Taking the line with "Transcribe this image's" as the first and the last line of the entries as the final one, copy that span exactly.

Interface dataset entries:
=== Section Start ===

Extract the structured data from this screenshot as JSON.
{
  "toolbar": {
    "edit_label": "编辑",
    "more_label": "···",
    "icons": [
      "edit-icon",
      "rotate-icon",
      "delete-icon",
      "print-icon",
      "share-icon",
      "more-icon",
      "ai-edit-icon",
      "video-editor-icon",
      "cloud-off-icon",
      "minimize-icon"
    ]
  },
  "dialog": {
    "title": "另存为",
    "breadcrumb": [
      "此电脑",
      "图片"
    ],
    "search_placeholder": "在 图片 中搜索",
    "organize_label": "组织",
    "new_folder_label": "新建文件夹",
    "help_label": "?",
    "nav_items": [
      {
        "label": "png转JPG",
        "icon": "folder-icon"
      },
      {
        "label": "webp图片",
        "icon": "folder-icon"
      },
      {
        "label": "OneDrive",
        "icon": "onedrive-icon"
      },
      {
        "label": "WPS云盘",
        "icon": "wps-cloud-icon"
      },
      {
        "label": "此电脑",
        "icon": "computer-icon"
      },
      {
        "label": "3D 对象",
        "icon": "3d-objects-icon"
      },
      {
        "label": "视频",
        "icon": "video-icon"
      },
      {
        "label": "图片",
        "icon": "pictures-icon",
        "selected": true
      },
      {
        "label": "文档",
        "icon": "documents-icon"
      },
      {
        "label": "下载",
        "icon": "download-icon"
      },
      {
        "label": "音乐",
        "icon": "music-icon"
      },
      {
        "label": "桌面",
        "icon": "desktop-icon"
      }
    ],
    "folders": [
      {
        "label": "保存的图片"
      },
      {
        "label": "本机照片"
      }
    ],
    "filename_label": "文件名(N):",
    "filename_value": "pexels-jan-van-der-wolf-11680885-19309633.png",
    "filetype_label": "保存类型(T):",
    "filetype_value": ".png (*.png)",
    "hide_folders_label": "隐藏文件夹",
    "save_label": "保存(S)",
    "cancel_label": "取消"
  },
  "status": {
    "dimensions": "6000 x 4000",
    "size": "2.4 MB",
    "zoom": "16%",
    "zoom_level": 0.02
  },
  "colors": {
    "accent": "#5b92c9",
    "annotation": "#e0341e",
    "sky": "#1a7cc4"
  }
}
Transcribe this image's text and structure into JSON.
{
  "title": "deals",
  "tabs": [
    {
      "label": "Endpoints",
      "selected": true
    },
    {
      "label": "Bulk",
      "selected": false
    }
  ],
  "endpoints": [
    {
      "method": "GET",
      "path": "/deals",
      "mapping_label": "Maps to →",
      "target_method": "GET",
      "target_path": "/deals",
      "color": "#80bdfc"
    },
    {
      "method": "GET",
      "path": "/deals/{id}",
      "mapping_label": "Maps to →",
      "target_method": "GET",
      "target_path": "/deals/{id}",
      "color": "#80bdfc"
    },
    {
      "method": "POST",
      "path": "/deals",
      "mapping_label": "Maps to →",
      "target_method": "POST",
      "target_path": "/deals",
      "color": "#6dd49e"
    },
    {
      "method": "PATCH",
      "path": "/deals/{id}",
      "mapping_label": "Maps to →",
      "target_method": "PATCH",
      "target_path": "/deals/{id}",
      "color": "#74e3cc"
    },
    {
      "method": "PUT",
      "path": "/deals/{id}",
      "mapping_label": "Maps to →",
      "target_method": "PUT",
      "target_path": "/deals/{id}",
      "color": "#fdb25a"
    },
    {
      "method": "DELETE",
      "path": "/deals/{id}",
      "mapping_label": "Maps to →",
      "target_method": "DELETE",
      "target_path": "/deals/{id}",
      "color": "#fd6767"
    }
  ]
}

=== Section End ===

Final answer:
Transcribe this image's text and structure into JSON.
{
  "title": "deals",
  "tabs": [
    {
      "label": "Endpoints",
      "selected": true
    },
    {
      "label": "Bulk",
      "selected": false
    }
  ],
  "endpoints": [
    {
      "method": "GET",
      "path": "/deals",
      "mapping_label": "Maps to →",
      "target_method": "GET",
      "target_path": "/deals",
      "color": "#80bdfc"
    },
    {
      "method": "GET",
      "path": "/deals/{id}",
      "mapping_label": "Maps to →",
      "target_method": "GET",
      "target_path": "/deals/{id}",
      "color": "#80bdfc"
    },
    {
      "method": "POST",
      "path": "/deals",
      "mapping_label": "Maps to →",
      "target_method": "POST",
      "target_path": "/deals",
      "color": "#6dd49e"
    },
    {
      "method": "PATCH",
      "path": "/deals/{id}",
      "mapping_label": "Maps to →",
      "target_method": "PATCH",
      "target_path": "/deals/{id}",
      "color": "#74e3cc"
    },
    {
      "method": "PUT",
      "path": "/deals/{id}",
      "mapping_label": "Maps to →",
      "target_method": "PUT",
      "target_path": "/deals/{id}",
      "color": "#fdb25a"
    },
    {
      "method": "DELETE",
      "path": "/deals/{id}",
      "mapping_label": "Maps to →",
      "target_method": "DELETE",
      "target_path": "/deals/{id}",
      "color": "#fd6767"
    }
  ]
}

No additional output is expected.